Data for the task
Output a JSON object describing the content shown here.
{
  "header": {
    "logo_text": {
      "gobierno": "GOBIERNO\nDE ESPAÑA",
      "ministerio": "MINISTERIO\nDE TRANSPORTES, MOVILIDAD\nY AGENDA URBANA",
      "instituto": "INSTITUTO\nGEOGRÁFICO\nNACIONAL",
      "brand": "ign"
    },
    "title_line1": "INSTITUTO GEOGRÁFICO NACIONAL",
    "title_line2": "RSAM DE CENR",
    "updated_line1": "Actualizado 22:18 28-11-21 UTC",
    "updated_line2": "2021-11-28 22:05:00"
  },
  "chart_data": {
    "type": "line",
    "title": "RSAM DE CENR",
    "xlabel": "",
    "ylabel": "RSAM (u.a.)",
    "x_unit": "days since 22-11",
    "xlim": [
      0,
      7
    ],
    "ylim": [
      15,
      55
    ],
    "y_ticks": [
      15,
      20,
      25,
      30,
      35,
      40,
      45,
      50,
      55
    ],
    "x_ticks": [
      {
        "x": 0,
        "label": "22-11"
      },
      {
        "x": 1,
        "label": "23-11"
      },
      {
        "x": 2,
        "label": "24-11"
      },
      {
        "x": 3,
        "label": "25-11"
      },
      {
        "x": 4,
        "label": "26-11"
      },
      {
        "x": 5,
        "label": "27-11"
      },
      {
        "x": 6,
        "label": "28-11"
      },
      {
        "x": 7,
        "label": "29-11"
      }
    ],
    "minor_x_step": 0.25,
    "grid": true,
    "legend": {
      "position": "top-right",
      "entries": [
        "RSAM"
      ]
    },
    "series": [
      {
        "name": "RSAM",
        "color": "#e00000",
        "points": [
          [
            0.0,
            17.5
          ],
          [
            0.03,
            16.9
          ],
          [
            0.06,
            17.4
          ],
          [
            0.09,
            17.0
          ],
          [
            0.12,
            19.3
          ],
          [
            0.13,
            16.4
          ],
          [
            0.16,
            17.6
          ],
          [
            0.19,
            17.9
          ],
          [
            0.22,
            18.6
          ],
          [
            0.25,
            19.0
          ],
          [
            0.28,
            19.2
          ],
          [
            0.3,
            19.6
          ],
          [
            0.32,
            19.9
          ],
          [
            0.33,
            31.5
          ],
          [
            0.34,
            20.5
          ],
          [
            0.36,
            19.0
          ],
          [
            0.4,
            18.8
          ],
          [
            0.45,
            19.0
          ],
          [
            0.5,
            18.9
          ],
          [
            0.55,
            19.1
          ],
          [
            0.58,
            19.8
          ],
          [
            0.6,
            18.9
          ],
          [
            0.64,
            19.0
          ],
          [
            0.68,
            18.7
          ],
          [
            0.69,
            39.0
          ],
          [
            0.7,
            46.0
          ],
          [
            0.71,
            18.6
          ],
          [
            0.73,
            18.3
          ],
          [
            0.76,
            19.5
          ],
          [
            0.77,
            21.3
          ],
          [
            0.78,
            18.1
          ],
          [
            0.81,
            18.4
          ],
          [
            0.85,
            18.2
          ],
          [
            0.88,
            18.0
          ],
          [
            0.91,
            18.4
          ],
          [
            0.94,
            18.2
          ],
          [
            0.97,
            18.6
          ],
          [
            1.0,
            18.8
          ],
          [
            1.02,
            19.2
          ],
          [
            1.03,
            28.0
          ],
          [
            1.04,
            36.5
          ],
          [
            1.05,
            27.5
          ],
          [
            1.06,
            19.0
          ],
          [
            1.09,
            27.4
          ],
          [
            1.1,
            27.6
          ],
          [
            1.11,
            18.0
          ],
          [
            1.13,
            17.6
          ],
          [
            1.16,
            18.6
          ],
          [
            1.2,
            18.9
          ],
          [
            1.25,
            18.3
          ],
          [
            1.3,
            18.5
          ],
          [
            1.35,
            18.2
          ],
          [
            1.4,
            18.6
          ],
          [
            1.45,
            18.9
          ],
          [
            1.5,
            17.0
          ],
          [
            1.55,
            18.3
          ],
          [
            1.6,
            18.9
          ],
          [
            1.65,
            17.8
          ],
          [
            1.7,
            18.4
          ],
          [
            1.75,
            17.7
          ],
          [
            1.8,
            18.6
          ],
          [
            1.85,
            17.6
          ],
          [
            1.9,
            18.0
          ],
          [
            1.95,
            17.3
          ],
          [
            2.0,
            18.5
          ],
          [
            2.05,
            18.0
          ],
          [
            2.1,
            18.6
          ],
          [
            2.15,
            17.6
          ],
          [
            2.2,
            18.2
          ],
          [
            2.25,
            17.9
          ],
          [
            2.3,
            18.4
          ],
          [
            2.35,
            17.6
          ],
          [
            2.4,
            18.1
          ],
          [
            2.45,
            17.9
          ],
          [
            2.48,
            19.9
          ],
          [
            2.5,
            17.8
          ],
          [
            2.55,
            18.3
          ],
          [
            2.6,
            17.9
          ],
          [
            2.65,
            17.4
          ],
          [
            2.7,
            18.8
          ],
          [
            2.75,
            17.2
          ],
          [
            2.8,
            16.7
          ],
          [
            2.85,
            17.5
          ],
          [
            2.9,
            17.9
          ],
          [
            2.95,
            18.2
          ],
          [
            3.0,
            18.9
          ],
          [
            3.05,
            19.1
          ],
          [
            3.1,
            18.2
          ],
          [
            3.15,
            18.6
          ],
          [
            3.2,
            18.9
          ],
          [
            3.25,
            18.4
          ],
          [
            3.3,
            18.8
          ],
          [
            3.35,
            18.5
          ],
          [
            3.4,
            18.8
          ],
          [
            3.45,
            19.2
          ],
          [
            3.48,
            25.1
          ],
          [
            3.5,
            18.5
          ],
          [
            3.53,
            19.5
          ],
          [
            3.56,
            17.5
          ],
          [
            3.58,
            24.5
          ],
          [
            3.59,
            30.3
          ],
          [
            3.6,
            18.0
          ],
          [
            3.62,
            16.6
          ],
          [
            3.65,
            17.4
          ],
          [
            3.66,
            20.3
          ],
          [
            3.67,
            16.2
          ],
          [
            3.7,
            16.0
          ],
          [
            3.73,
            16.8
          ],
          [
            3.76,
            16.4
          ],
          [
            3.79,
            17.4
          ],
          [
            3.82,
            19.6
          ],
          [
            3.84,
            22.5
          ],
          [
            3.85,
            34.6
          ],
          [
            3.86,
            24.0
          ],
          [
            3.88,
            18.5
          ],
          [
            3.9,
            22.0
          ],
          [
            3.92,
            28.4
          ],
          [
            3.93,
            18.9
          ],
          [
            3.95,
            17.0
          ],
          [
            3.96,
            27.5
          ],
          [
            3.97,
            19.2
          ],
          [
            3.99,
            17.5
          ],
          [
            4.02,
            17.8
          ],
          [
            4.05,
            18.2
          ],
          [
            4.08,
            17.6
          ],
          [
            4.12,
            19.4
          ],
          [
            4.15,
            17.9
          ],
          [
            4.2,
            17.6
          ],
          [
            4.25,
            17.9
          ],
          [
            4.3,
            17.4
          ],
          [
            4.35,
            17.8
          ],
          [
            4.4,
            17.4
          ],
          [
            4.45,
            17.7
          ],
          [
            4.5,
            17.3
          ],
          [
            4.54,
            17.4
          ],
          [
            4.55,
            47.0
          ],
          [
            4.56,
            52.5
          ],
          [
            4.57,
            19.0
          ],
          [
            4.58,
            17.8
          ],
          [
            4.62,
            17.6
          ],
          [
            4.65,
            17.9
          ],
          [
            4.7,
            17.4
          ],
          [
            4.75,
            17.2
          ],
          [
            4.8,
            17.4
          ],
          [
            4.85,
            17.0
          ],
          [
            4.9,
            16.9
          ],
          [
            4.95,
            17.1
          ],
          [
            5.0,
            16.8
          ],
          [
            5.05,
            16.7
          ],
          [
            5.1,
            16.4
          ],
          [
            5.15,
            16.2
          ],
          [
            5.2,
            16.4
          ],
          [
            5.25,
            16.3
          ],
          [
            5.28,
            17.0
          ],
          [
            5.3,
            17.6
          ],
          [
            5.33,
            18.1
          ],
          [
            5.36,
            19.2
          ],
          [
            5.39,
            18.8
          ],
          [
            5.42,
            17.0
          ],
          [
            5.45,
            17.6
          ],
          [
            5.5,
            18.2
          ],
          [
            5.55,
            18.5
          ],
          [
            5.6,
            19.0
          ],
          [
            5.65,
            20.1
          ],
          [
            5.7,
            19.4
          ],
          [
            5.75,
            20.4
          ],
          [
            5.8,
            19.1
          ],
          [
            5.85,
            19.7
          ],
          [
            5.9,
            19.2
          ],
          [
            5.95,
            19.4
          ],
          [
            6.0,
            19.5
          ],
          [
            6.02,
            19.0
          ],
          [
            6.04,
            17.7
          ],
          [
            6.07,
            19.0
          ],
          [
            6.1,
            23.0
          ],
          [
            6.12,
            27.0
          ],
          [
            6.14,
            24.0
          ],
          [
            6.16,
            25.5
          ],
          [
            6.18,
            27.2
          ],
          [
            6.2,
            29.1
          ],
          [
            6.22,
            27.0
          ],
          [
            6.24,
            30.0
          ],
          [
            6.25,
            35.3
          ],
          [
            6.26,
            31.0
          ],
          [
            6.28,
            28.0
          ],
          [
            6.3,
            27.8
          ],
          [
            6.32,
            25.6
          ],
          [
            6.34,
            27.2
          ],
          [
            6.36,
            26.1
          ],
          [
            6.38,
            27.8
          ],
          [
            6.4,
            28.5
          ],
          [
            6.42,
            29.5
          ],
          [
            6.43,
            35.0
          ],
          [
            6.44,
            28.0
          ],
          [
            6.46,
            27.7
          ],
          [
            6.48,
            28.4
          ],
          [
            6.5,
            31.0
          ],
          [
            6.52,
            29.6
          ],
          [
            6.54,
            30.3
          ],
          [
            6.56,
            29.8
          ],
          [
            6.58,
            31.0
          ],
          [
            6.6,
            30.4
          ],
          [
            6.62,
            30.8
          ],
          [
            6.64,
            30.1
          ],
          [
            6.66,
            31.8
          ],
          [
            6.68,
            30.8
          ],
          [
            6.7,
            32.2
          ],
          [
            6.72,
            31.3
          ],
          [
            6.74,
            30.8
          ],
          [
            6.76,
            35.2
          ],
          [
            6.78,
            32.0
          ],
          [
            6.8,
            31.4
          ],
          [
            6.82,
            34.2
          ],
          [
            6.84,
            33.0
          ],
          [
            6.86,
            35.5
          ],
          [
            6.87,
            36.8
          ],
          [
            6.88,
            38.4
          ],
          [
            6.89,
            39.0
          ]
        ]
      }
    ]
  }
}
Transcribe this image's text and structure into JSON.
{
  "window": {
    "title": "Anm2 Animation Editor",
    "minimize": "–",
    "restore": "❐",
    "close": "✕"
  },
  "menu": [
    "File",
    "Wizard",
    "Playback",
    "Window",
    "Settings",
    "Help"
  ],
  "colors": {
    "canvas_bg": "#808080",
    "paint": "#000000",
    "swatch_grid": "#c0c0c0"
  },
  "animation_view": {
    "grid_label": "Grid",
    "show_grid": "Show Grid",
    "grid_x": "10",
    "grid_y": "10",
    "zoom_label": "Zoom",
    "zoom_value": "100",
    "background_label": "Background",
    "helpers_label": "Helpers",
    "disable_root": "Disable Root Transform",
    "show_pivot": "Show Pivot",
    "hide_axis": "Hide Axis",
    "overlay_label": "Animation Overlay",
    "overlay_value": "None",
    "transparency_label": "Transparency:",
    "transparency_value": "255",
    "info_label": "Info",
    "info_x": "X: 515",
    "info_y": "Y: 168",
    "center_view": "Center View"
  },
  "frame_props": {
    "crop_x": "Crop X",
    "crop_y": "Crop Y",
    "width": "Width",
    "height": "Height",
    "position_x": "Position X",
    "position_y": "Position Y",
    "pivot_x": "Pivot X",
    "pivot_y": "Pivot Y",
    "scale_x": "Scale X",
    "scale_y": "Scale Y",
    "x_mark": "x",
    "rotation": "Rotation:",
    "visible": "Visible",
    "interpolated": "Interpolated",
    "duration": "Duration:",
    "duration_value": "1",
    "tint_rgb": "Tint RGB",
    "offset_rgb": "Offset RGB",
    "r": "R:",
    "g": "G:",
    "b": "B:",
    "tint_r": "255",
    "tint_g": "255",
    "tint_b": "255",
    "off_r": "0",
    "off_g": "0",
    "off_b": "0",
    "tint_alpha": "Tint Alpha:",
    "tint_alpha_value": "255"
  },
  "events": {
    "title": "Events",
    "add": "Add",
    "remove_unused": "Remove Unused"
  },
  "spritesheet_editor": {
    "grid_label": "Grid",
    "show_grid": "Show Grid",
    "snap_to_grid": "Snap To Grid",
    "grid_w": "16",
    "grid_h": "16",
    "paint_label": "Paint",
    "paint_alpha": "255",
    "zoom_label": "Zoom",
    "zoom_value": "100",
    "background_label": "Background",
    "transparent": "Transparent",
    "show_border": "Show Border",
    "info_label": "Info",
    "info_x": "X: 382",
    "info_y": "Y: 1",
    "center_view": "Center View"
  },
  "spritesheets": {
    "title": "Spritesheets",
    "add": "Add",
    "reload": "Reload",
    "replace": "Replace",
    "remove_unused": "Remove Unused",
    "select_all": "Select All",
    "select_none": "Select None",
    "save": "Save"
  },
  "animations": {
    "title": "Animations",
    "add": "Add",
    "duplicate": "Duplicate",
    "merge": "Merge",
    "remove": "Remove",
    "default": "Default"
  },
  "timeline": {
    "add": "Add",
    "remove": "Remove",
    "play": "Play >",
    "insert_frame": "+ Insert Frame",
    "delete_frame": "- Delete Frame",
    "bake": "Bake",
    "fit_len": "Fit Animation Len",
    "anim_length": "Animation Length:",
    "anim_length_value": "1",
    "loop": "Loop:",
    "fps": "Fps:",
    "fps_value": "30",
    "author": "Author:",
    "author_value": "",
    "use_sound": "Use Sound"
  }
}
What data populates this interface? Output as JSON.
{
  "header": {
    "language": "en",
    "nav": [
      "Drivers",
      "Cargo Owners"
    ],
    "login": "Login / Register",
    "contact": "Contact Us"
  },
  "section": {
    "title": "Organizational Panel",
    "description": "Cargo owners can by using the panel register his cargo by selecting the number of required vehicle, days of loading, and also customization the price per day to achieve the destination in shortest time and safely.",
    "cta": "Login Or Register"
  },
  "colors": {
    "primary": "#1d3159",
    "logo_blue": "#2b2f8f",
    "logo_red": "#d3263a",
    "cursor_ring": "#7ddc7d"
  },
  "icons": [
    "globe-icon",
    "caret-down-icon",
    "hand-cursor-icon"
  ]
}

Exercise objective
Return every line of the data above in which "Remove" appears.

Answer for the task
    "remove_unused": "Remove Unused"
    "remove_unused": "Remove Unused",
    "remove": "Remove",
    "remove": "Remove",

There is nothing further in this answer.